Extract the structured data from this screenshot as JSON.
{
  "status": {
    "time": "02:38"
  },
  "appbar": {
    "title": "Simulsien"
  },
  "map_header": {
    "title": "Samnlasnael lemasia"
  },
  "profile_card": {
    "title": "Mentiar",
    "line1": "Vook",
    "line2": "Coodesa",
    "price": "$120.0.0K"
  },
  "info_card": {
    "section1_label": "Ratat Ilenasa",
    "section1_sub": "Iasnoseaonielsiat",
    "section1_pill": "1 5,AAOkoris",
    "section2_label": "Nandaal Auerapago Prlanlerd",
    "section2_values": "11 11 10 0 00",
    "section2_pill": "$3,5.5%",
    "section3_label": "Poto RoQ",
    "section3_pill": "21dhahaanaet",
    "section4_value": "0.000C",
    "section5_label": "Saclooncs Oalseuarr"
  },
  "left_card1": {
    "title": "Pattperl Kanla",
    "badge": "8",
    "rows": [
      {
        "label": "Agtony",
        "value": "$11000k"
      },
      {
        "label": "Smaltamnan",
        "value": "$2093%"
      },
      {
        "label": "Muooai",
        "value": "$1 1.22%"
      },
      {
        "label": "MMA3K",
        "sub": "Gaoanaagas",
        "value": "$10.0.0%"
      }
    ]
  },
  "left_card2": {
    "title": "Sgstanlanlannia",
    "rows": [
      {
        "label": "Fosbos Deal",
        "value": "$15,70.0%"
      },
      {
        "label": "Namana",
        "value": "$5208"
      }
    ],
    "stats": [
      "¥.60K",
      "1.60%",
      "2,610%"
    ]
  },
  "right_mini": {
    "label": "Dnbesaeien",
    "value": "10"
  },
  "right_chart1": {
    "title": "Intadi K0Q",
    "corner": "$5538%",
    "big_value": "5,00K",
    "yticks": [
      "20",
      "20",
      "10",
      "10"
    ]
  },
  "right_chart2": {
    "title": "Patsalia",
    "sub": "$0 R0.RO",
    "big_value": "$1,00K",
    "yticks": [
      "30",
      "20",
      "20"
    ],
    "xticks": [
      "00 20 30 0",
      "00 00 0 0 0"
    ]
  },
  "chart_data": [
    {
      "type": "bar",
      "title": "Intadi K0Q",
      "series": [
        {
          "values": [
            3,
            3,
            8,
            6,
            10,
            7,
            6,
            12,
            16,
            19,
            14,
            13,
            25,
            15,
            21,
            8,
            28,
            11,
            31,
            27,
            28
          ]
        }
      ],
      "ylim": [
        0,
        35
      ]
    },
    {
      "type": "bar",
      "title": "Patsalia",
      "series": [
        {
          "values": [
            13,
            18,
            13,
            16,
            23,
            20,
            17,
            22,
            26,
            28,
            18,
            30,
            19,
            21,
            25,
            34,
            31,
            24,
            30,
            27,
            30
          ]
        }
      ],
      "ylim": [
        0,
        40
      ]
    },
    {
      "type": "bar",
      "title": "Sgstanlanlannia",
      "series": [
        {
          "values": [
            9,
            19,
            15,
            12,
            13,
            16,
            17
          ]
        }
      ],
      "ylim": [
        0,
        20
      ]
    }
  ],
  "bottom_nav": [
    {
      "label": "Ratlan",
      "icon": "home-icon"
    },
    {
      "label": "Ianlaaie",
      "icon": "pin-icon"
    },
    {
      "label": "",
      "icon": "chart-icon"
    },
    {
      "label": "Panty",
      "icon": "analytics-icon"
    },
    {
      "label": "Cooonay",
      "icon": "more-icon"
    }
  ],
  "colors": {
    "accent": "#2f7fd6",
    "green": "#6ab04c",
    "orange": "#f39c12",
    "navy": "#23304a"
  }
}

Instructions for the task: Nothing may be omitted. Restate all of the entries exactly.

Problem solution:
Extract the structured data from this screenshot as JSON.
{
  "status": {
    "time": "02:38"
  },
  "appbar": {
    "title": "Simulsien"
  },
  "map_header": {
    "title": "Samnlasnael lemasia"
  },
  "profile_card": {
    "title": "Mentiar",
    "line1": "Vook",
    "line2": "Coodesa",
    "price": "$120.0.0K"
  },
  "info_card": {
    "section1_label": "Ratat Ilenasa",
    "section1_sub": "Iasnoseaonielsiat",
    "section1_pill": "1 5,AAOkoris",
    "section2_label": "Nandaal Auerapago Prlanlerd",
    "section2_values": "11 11 10 0 00",
    "section2_pill": "$3,5.5%",
    "section3_label": "Poto RoQ",
    "section3_pill": "21dhahaanaet",
    "section4_value": "0.000C",
    "section5_label": "Saclooncs Oalseuarr"
  },
  "left_card1": {
    "title": "Pattperl Kanla",
    "badge": "8",
    "rows": [
      {
        "label": "Agtony",
        "value": "$11000k"
      },
      {
        "label": "Smaltamnan",
        "value": "$2093%"
      },
      {
        "label": "Muooai",
        "value": "$1 1.22%"
      },
      {
        "label": "MMA3K",
        "sub": "Gaoanaagas",
        "value": "$10.0.0%"
      }
    ]
  },
  "left_card2": {
    "title": "Sgstanlanlannia",
    "rows": [
      {
        "label": "Fosbos Deal",
        "value": "$15,70.0%"
      },
      {
        "label": "Namana",
        "value": "$5208"
      }
    ],
    "stats": [
      "¥.60K",
      "1.60%",
      "2,610%"
    ]
  },
  "right_mini": {
    "label": "Dnbesaeien",
    "value": "10"
  },
  "right_chart1": {
    "title": "Intadi K0Q",
    "corner": "$5538%",
    "big_value": "5,00K",
    "yticks": [
      "20",
      "20",
      "10",
      "10"
    ]
  },
  "right_chart2": {
    "title": "Patsalia",
    "sub": "$0 R0.RO",
    "big_value": "$1,00K",
    "yticks": [
      "30",
      "20",
      "20"
    ],
    "xticks": [
      "00 20 30 0",
      "00 00 0 0 0"
    ]
  },
  "chart_data": [
    {
      "type": "bar",
      "title": "Intadi K0Q",
      "series": [
        {
          "values": [
            3,
            3,
            8,
            6,
            10,
            7,
            6,
            12,
            16,
            19,
            14,
            13,
            25,
            15,
            21,
            8,
            28,
            11,
            31,
            27,
            28
          ]
        }
      ],
      "ylim": [
        0,
        35
      ]
    },
    {
      "type": "bar",
      "title": "Patsalia",
      "series": [
        {
          "values": [
            13,
            18,
            13,
            16,
            23,
            20,
            17,
            22,
            26,
            28,
            18,
            30,
            19,
            21,
            25,
            34,
            31,
            24,
            30,
            27,
            30
          ]
        }
      ],
      "ylim": [
        0,
        40
      ]
    },
    {
      "type": "bar",
      "title": "Sgstanlanlannia",
      "series": [
        {
          "values": [
            9,
            19,
            15,
            12,
            13,
            16,
            17
          ]
        }
      ],
      "ylim": [
        0,
        20
      ]
    }
  ],
  "bottom_nav": [
    {
      "label": "Ratlan",
      "icon": "home-icon"
    },
    {
      "label": "Ianlaaie",
      "icon": "pin-icon"
    },
    {
      "label": "",
      "icon": "chart-icon"
    },
    {
      "label": "Panty",
      "icon": "analytics-icon"
    },
    {
      "label": "Cooonay",
      "icon": "more-icon"
    }
  ],
  "colors": {
    "accent": "#2f7fd6",
    "green": "#6ab04c",
    "orange": "#f39c12",
    "navy": "#23304a"
  }
}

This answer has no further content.